1 Tbsp Ras el Hanout, divided (*see note)
1 medium head of cauliflower cut into bite-size florets (about 6-7 cups florets)
4 Tbsp SOOC Ginger & Black Garlic Olive Oil, divided
sea salt and ground black pepper, to taste
1 small onion, diced (about 1 cup)
2-inch piece fresh ginger, minced
3 cloves garlic, mashed and minced
½ C split red lentils
2 Tbsp SOOC Honey Ginger White Balsamic Vinegar
1 can (800 ml) crushed tomatoes 
1 can (400 ml) coconut milk
3 C vegetable stock
1-2 Tbsp fresh lime juice, plus wedges for serving
handful chopped cilantro, for serving
Preheat the oven to 425°F. Set out a large baking sheet.
Place all of the cauliflower florets and bits in a bowl, drizzle with 2 Tbsp of SOOC Ginger & Black Garlic Olive Oil, half the Ras El Hanout, and some salt and pepper. Toss to coat the cauliflower in oil and spices. Arrange the cauliflower in a single layer on the baking sheet and slide it onto a lower rack in the oven. Roast the cauliflower for about 20 minutes, tossing at the halfway point. While cauliflower is roasting, make the sauce. Heat the remaining oil in a medium to large stockpot over medium heat. Once it’s hot, add the onion. Sauté until very soft and translucent, about 5-6 minutes. 

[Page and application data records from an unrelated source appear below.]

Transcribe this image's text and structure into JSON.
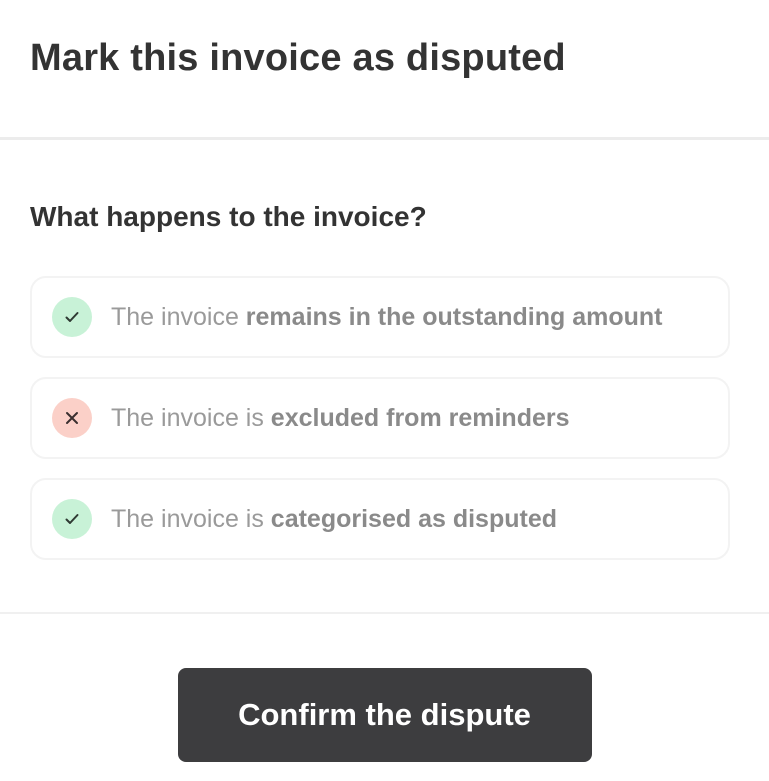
{
  "dialog": {
    "title": "Mark this invoice as disputed",
    "section_title": "What happens to the invoice?",
    "items": [
      {
        "status": "check",
        "icon": "check-icon",
        "text": "The invoice ",
        "emphasis": "remains in the outstanding amount"
      },
      {
        "status": "cross",
        "icon": "close-icon",
        "text": "The invoice is ",
        "emphasis": "excluded from reminders"
      },
      {
        "status": "check",
        "icon": "check-icon",
        "text": "The invoice is ",
        "emphasis": "categorised as disputed"
      }
    ],
    "confirm_label": "Confirm the dispute"
  },
  "colors": {
    "title": "#333333",
    "check_badge": "#c8f2d7",
    "cross_badge": "#fbd0c8",
    "item_text": "#9a9a9a",
    "button_bg": "#3d3d3f",
    "button_text": "#ffffff"
  }
}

Add the remaining half of the spice blend, ginger, and garlic to the pot and stir. Continue to sauté until very fragrant, about 1 minute., add the split red lentils to the pot and stir. Mix the SOOC Honey Ginger White Balsamic with an equal amount of water and add to the pot. Deglaze the pot (stir and scrape up browned bits from the bottom) then add the crushed tomatoes, coconut milk, and vegetable stock to the skillet and stir again. Bring to a boil then simmer for about 20 minutes, stirring occasionally until the lentils are soft. Season with salt and pepper and add the lime juice. Using an immersion blender (or in batches with a food processor) process the sauce to your preference, from mostly chunky to completely smooth. Once the cauliflower is cooked, remove it from the oven and scrape everything from the baking sheet into the stockpot with the sauce. Over medium heat bring to serving temperature.
Garnish with chopped cilantro and fresh lime juice.

*NOTE: Ras el hanout is a complex, aromatic spice blend that’s famously associated with Moroccan cuisine. The rough translation of ras el hanout from Arabic to English is “head of the shop,” or “top shelf,” both terms suggesting this is the very BEST offering in the spice shop. There are hundreds of variations! Some of the common spices you’ll find in the blend are salt, cumin, ginger, turmeric, cinnamon, black pepper, white pepper, coriander, cayenne, allspice, nutmeg, and cloves.  I have found a superb blend in the PC Black Label items at the Loblaws chain of supermarkets. WAY easier than making my own!